Problem description: Every word in the data below belongs in your copy, exactly as given; the pictures do not.

Provided records:
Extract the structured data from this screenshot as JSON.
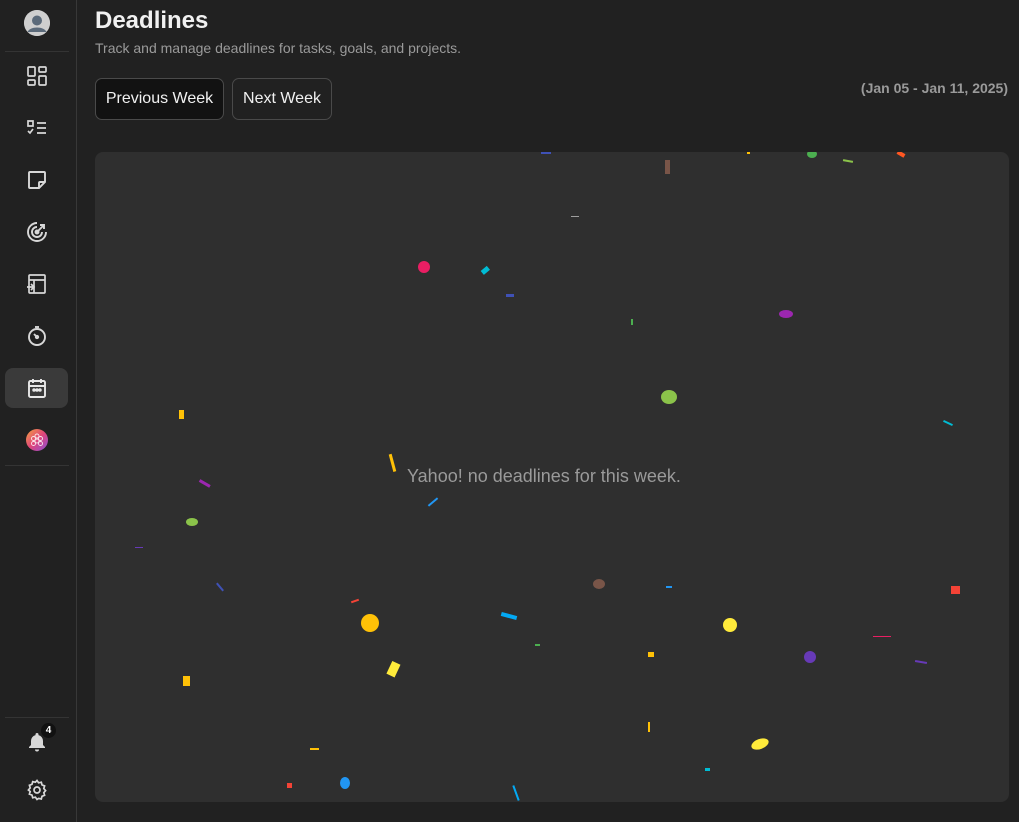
{
  "header": {
    "title": "Deadlines",
    "subtitle": "Track and manage deadlines for tasks, goals, and projects."
  },
  "controls": {
    "previous_label": "Previous Week",
    "next_label": "Next Week",
    "date_range": "(Jan 05 - Jan 11, 2025)"
  },
  "main": {
    "empty_message": "Yahoo! no deadlines for this week."
  },
  "sidebar": {
    "items": [
      {
        "name": "dashboard",
        "icon": "dashboard-icon"
      },
      {
        "name": "tasks",
        "icon": "checklist-icon"
      },
      {
        "name": "notes",
        "icon": "sticky-note-icon"
      },
      {
        "name": "goals",
        "icon": "target-icon"
      },
      {
        "name": "projects",
        "icon": "project-board-icon"
      },
      {
        "name": "timer",
        "icon": "stopwatch-icon"
      },
      {
        "name": "deadlines",
        "icon": "calendar-icon",
        "active": true
      },
      {
        "name": "integrations",
        "icon": "hexagon-cluster-icon"
      }
    ],
    "notifications_count": "4"
  },
  "colors": {
    "background": "#212121",
    "panel": "#2f2f2f",
    "text_primary": "#f1f1f1",
    "text_muted": "#9a9a9a"
  }
}
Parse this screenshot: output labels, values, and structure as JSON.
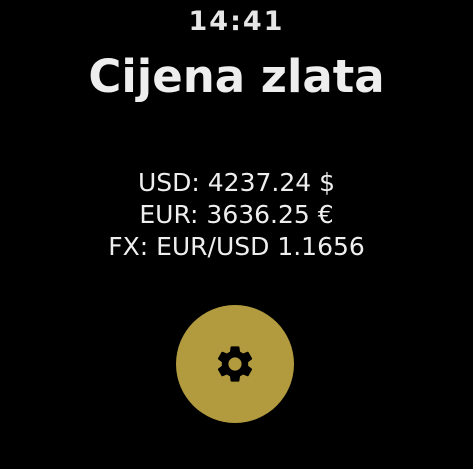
{
  "status_bar": {
    "time": "14:41"
  },
  "header": {
    "title": "Cijena zlata"
  },
  "prices": {
    "usd": "USD: 4237.24 $",
    "eur": "EUR: 3636.25 €",
    "fx": "FX: EUR/USD 1.1656"
  },
  "settings_button": {
    "icon": "gear-icon",
    "color": "#b29a3e"
  },
  "colors": {
    "background": "#000000",
    "text": "#eeeeee",
    "accent": "#b29a3e"
  }
}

Expected answer:
Extract the structured data from this screenshot as JSON.
{
  "header": {
    "title": "Deadlines",
    "subtitle": "Track and manage deadlines for tasks, goals, and projects."
  },
  "controls": {
    "previous_label": "Previous Week",
    "next_label": "Next Week",
    "date_range": "(Jan 05 - Jan 11, 2025)"
  },
  "main": {
    "empty_message": "Yahoo! no deadlines for this week."
  },
  "sidebar": {
    "items": [
      {
        "name": "dashboard",
        "icon": "dashboard-icon"
      },
      {
        "name": "tasks",
        "icon": "checklist-icon"
      },
      {
        "name": "notes",
        "icon": "sticky-note-icon"
      },
      {
        "name": "goals",
        "icon": "target-icon"
      },
      {
        "name": "projects",
        "icon": "project-board-icon"
      },
      {
        "name": "timer",
        "icon": "stopwatch-icon"
      },
      {
        "name": "deadlines",
        "icon": "calendar-icon",
        "active": true
      },
      {
        "name": "integrations",
        "icon": "hexagon-cluster-icon"
      }
    ],
    "notifications_count": "4"
  },
  "colors": {
    "background": "#212121",
    "panel": "#2f2f2f",
    "text_primary": "#f1f1f1",
    "text_muted": "#9a9a9a"
  }
}
Parse this screenshot: output labels, values, and structure as JSON.
{
  "status_bar": {
    "time": "14:41"
  },
  "header": {
    "title": "Cijena zlata"
  },
  "prices": {
    "usd": "USD: 4237.24 $",
    "eur": "EUR: 3636.25 €",
    "fx": "FX: EUR/USD 1.1656"
  },
  "settings_button": {
    "icon": "gear-icon",
    "color": "#b29a3e"
  },
  "colors": {
    "background": "#000000",
    "text": "#eeeeee",
    "accent": "#b29a3e"
  }
}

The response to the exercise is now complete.